[Pennsylvania Mag. of Hist. and Biogr. iii. 119; Appleton's Cyclopædia of American Biogr.]

C. A. H.

RAWLE, RICHARD (1812–1889), divine, born at Plymouth, 27 Feb. 1812, was a son of Francis Rawle (1778–1854), an attorney at Liskeard, who, on abandoning practice, settled at Plymouth; his mother, Amelia (Millett), died 6 Oct. 1814. Richard was educated at Plymouth new grammar school, and on 7 Feb. 1831 was admitted pensioner of Trinity College, Cambridge, under the tutorship of Dr. Whewell. On 19 April 1833 he obtained a scholarship at his college, and in 1835 he graduated B.A., being third wrangler and fourth classic. He was elected minor fellow of Trinity College, 3 Oct. 1836, and major fellow 3 July 1838, in which year he proceeded M.A. and became sub-lector tertius; he acted as assistant-tutor from 1836 to 1839. In 1839 he was ordained both deacon and priest, and accepted the rectory of Cheadle in Staffordshire. From 1847, when he resigned Cheadle, to 1864, he was principal of Codrington College at Barbados, and about 1859 he declined the offer of the bishopric of Antigua.

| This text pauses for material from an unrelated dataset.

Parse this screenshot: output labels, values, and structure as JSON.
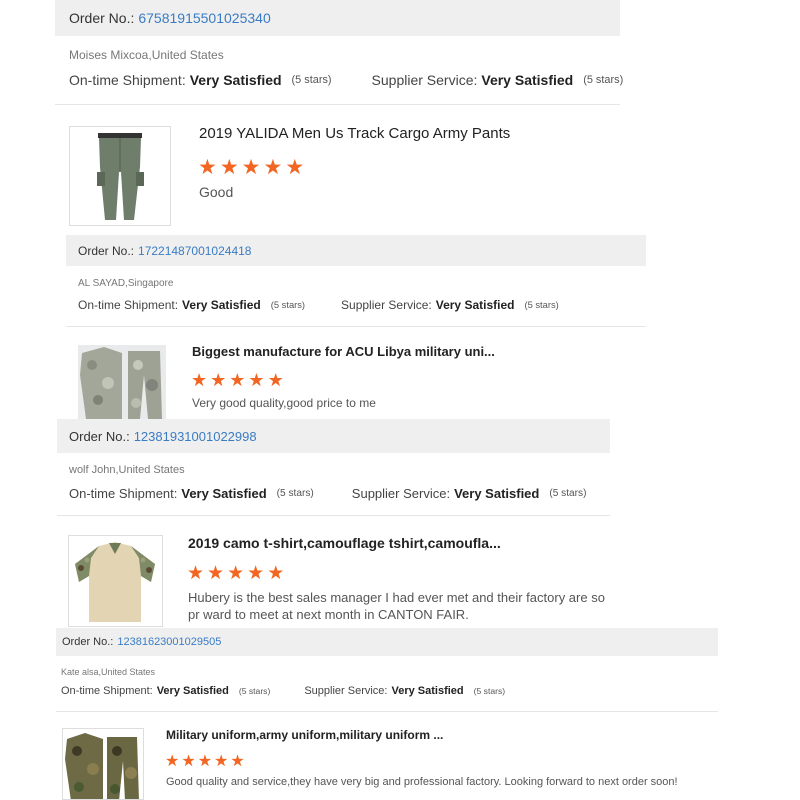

In 1864 Rawle returned to England, and, after refusing the offer of an honorary canonry in Ely Cathedral, and acting as vicar of Tamworth from 1869 to 1872, was on 29 June 1872 consecrated in Lichfield Cathedral as bishop of Trinidad, where he worked with great energy until 1888. He then resigned the see, but reaccepted the post of principal and professor of divinity at Codrington College, Barbados. He died at Codrington College on 10 May 1889, and was buried next day in the college burial-ground.

Rawle married at Cheadle parish church, on 14 Jan. 1851, Susan Anne Blagg, daughter of John Michael Blagg, of Rosehill in that parish. She died at Bournemouth on 1 March 1888, and was buried in Cheadle churchyard on 5 March. Rawle was the last male representative of